Exclude the pictures and reproduce the remaining data exactly as written.

Task data:
#####
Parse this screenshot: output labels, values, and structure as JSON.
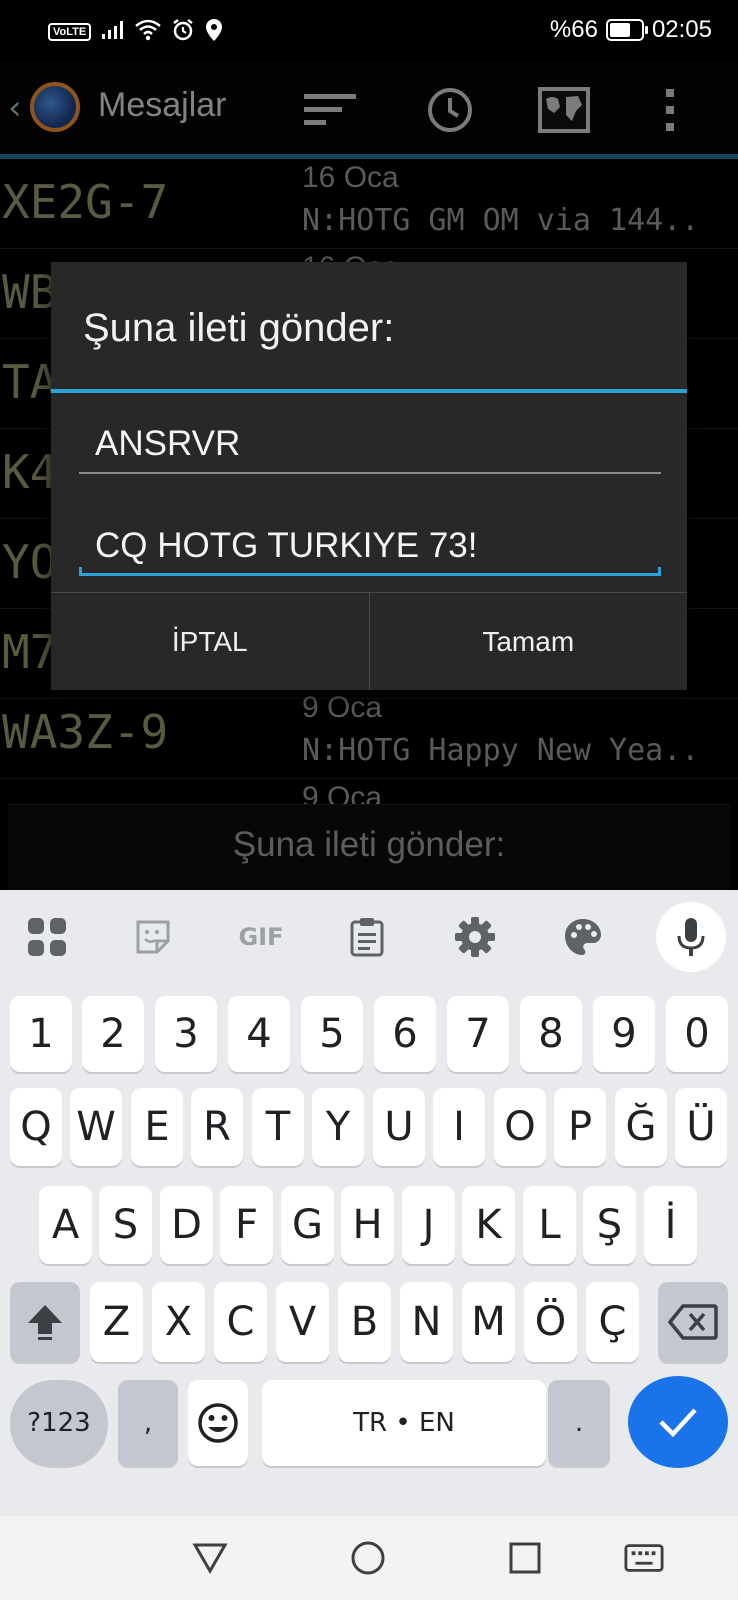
{
  "status_bar": {
    "network_badge": "VoLTE",
    "battery_percent": "%66",
    "battery_level": 0.66,
    "time": "02:05",
    "icons": [
      "signal-icon",
      "wifi-icon",
      "alarm-icon",
      "location-icon",
      "battery-icon"
    ]
  },
  "app_bar": {
    "title": "Mesajlar",
    "icons": [
      "back-icon",
      "app-logo",
      "sort-icon",
      "clock-icon",
      "map-icon",
      "more-vertical-icon"
    ]
  },
  "messages": [
    {
      "callsign": "XE2G-7",
      "date": "16 Oca",
      "text": "N:HOTG GM OM via 144.."
    },
    {
      "callsign": "WB",
      "date": "16 Oca",
      "text": ""
    },
    {
      "callsign": "TA",
      "date": "",
      "text": ""
    },
    {
      "callsign": "K4",
      "date": "",
      "text": ""
    },
    {
      "callsign": "YO",
      "date": "",
      "text": ""
    },
    {
      "callsign": "M7",
      "date": "",
      "text": ""
    },
    {
      "callsign": "WA3Z-9",
      "date": "9 Oca",
      "text": "N:HOTG Happy New Yea.."
    },
    {
      "callsign": "",
      "date": "9 Oca",
      "text": ""
    }
  ],
  "bottom_field": {
    "label": "Şuna ileti gönder:"
  },
  "dialog": {
    "title": "Şuna ileti gönder:",
    "recipient_value": "ANSRVR",
    "message_value": "CQ HOTG TURKIYE 73!",
    "cancel_label": "İPTAL",
    "ok_label": "Tamam"
  },
  "keyboard": {
    "toolbar": [
      "apps-grid-icon",
      "sticker-icon",
      "GIF",
      "clipboard-icon",
      "settings-gear-icon",
      "palette-icon",
      "microphone-icon"
    ],
    "row_numbers": [
      "1",
      "2",
      "3",
      "4",
      "5",
      "6",
      "7",
      "8",
      "9",
      "0"
    ],
    "row_1": [
      "Q",
      "W",
      "E",
      "R",
      "T",
      "Y",
      "U",
      "I",
      "O",
      "P",
      "Ğ",
      "Ü"
    ],
    "row_2": [
      "A",
      "S",
      "D",
      "F",
      "G",
      "H",
      "J",
      "K",
      "L",
      "Ş",
      "İ"
    ],
    "row_3": [
      "Z",
      "X",
      "C",
      "V",
      "B",
      "N",
      "M",
      "Ö",
      "Ç"
    ],
    "symbols_label": "?123",
    "comma": ",",
    "space_label": "TR • EN",
    "period": ".",
    "accent_color": "#1a73e8"
  },
  "nav_bar": {
    "icons": [
      "back-triangle-icon",
      "home-circle-icon",
      "recents-square-icon",
      "keyboard-switch-icon"
    ]
  }
}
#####
Output for this exercise:
Parse this screenshot: output labels, values, and structure as JSON.
{
  "status_bar": {
    "network_badge": "VoLTE",
    "battery_percent": "%66",
    "battery_level": 0.66,
    "time": "02:05",
    "icons": [
      "signal-icon",
      "wifi-icon",
      "alarm-icon",
      "location-icon",
      "battery-icon"
    ]
  },
  "app_bar": {
    "title": "Mesajlar",
    "icons": [
      "back-icon",
      "app-logo",
      "sort-icon",
      "clock-icon",
      "map-icon",
      "more-vertical-icon"
    ]
  },
  "messages": [
    {
      "callsign": "XE2G-7",
      "date": "16 Oca",
      "text": "N:HOTG GM OM via 144.."
    },
    {
      "callsign": "WB",
      "date": "16 Oca",
      "text": ""
    },
    {
      "callsign": "TA",
      "date": "",
      "text": ""
    },
    {
      "callsign": "K4",
      "date": "",
      "text": ""
    },
    {
      "callsign": "YO",
      "date": "",
      "text": ""
    },
    {
      "callsign": "M7",
      "date": "",
      "text": ""
    },
    {
      "callsign": "WA3Z-9",
      "date": "9 Oca",
      "text": "N:HOTG Happy New Yea.."
    },
    {
      "callsign": "",
      "date": "9 Oca",
      "text": ""
    }
  ],
  "bottom_field": {
    "label": "Şuna ileti gönder:"
  },
  "dialog": {
    "title": "Şuna ileti gönder:",
    "recipient_value": "ANSRVR",
    "message_value": "CQ HOTG TURKIYE 73!",
    "cancel_label": "İPTAL",
    "ok_label": "Tamam"
  },
  "keyboard": {
    "toolbar": [
      "apps-grid-icon",
      "sticker-icon",
      "GIF",
      "clipboard-icon",
      "settings-gear-icon",
      "palette-icon",
      "microphone-icon"
    ],
    "row_numbers": [
      "1",
      "2",
      "3",
      "4",
      "5",
      "6",
      "7",
      "8",
      "9",
      "0"
    ],
    "row_1": [
      "Q",
      "W",
      "E",
      "R",
      "T",
      "Y",
      "U",
      "I",
      "O",
      "P",
      "Ğ",
      "Ü"
    ],
    "row_2": [
      "A",
      "S",
      "D",
      "F",
      "G",
      "H",
      "J",
      "K",
      "L",
      "Ş",
      "İ"
    ],
    "row_3": [
      "Z",
      "X",
      "C",
      "V",
      "B",
      "N",
      "M",
      "Ö",
      "Ç"
    ],
    "symbols_label": "?123",
    "comma": ",",
    "space_label": "TR • EN",
    "period": ".",
    "accent_color": "#1a73e8"
  },
  "nav_bar": {
    "icons": [
      "back-triangle-icon",
      "home-circle-icon",
      "recents-square-icon",
      "keyboard-switch-icon"
    ]
  }
}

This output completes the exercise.